Summertime’s here, and we are fast approaching the onset of convention season, where big cavalcades of fannish delight such as San Diego Comic-Con and Disney’s own Expo come piling on, one after the other, until by September it all threatens to become a blur of massed crowds, waiting in line, and overpriced concession food.
When making your plans as to what to attend this season, one smaller event traditionally well worth your time is the DisneyanaMania (previously NFFC/Disneyana) Annual Convention.

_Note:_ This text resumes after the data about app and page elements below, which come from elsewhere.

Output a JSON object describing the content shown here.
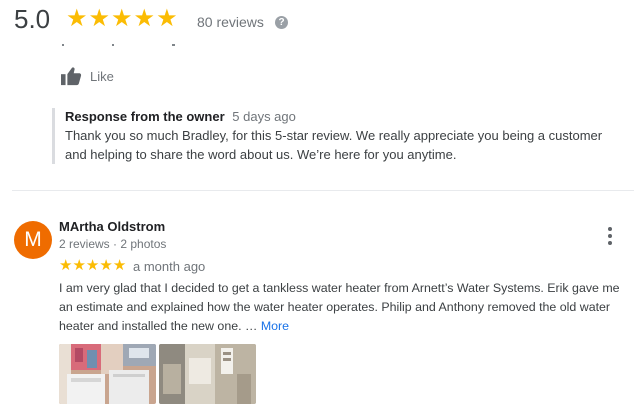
{
  "header": {
    "rating": "5.0",
    "stars": 5,
    "reviews_count": "80 reviews",
    "help_glyph": "?"
  },
  "prev_review": {
    "like_label": "Like",
    "owner_response": {
      "title": "Response from the owner",
      "time": "5 days ago",
      "text": "Thank you so much Bradley, for this 5-star review. We really appreciate you being a customer and helping to share the word about us. We’re here for you anytime."
    }
  },
  "review": {
    "avatar_letter": "M",
    "reviewer": "MArtha Oldstrom",
    "meta": "2 reviews · 2 photos",
    "stars": 5,
    "time": "a month ago",
    "text": "I am very glad that I decided to get a tankless water heater from Arnett’s Water Systems.  Erik gave me an estimate and explained how the water heater operates. Philip and Anthony removed the old water heater and installed the new one. …",
    "more_label": "More",
    "photos": [
      "laundry-room-photo",
      "water-heater-photo"
    ]
  },
  "colors": {
    "star": "#fbbc04",
    "avatar": "#ef6c00",
    "link": "#1a73e8",
    "muted_text": "#70757a"
  },
  "icons": [
    "star-icon",
    "help-icon",
    "thumbs-up-icon",
    "more-vert-icon"
  ]
}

To give you an example of what to expect, here are some of the highlights from last year:
The first day started with “Historic Anaheim,” starring long-time Disney artists Kevin Kidney and Jody Daily.
Kevin spoke on their work with the Anaheim Historical Society to preserve and restore Anaheim’s heritage, starting with Anaheim’s old Disney-provided mascot, Andy Anaheim.
Next up was Disney Legend Marty Sklar and his presentation on “Epcot–How it Changed the World.”
This talk was similar to the ones given at the EPCOT 30 event later in the year, showing a lot of early photos of both Disneyland and Walt Disney World, and touching on many of the early plans and goals the Imagineers had for EPCOT.
At the midday break, they held their traditional “Luncheon With A Disney Legend,” at which Glen Keane, Roger Broggie, and Roger Broggie Jr. were made Disneyana Disney Legends. (Roger Broggie Jr. accepted for both himself and his father, before tragically passing away later that year.)
One hilarious panel came after lunch with Dan Povenmire and Jeff “Swampy” Marsh, creators of Phineas and Ferb. They spoke about their initial concepts for the show, the challenges of having written over 300 shows (at the time,) and how affected they were by the show’s popularity. “We saw the show (Phineas and Ferb’s Rockin’ Rollin’ Dance Party) and cried. Then we hoped people didn’t see us and think we were sad, middle-aged men, so into Phineas and Ferb.”
Joanna Miller then shared some photos and memories of her grandfather, Walt Disney, in “A Chat with Walt’s Granddaughter.”
The end of the first day came with Lisa Girolami, Senior Show Producer on the renovation of Disney’s California Adventure, who gave a presentation on “WDI: Buena Vista Street.”
The next day started with “Selling Disney–The Art (and Fun) of Movie Promotions.” Here, Robert Tieman showed us a lot of ads and promotional materials companies used to synergistically market their products along with the Disney films.
In order to celebrate the 20th anniversary of the film Aladdin, there was an ASIFA (Association Internationale du Film D’ Animation) panel made up of several of the key animators. Tom Sito moderated, with Scott Weinger, Andreas Deja, Duncan Majoribanks, Rick Farmiloe, and Mark Henn in attendance.
After lunch a panel of distinguished authors convened to talk about their various books. Prior to that, they had all been available for greeting and book signings:
Sam Gennaway, Urban Planner;
Jack Linquist, first President of Disneyland;
Dave Smith, former Chief Archivist;
…and Legendary Imagineer Bob Gurr. Also in attendance were Margaret Kerry, Tinker Bell, and Carolyn Carroll, widow to Eddie Carroll, voice of Jiminy Cricket.
“Around the Campfire with Marty” was another great talk, featuring David Stollery–Marty of the Spin and Marty series. He told anecdotes about the filming of their Mickey Mouse Club series, his later career in design (his company is the only designer of life guard towers in the world!) and his ongoing friendship with Tim Considine (Spin.)
Rounding out the weekend of seminars was Kevin Rafferty, talking about the development of Cars Land from its inception as “Carland,” some two years before the movie “Cars” came out.
Their closing banquet this year was themed around a joyously rowdy Pirates of the Caribbean panel made up of Alice Davis, Roger Broggie Jr., and Bob Gurr.
The next day was their traditional All Disneyana Show and Sale, where several rooms of people selling virtually anything Disney-related you might wish for happily plied their trade…famous and non-famous.
What makes the Disneyana Convention stand out is its relatively small size–there’s no call for hours of queuing, and plenty of available seating for each presentation. The audience is small enough where most speakers are able to take the time to briefly greet anyone interested. While the price is higher than a few of the other conventions ($270 for two days of seminars, not including the special ticketed dining events,) it could easily be argued that the ability to attend relatively stress-free is worth the difference.
This year, DisneyanaMania 2013 is being held July 11 through 14 at the Crowne Plaza Resort in Anaheim. Registrations are still being taken at http://www.disneyanamania.org/ where you can also find a schedule of events and more information. Scheduled speakers for this year include Marty Sklar, Rolly Crump, and many more.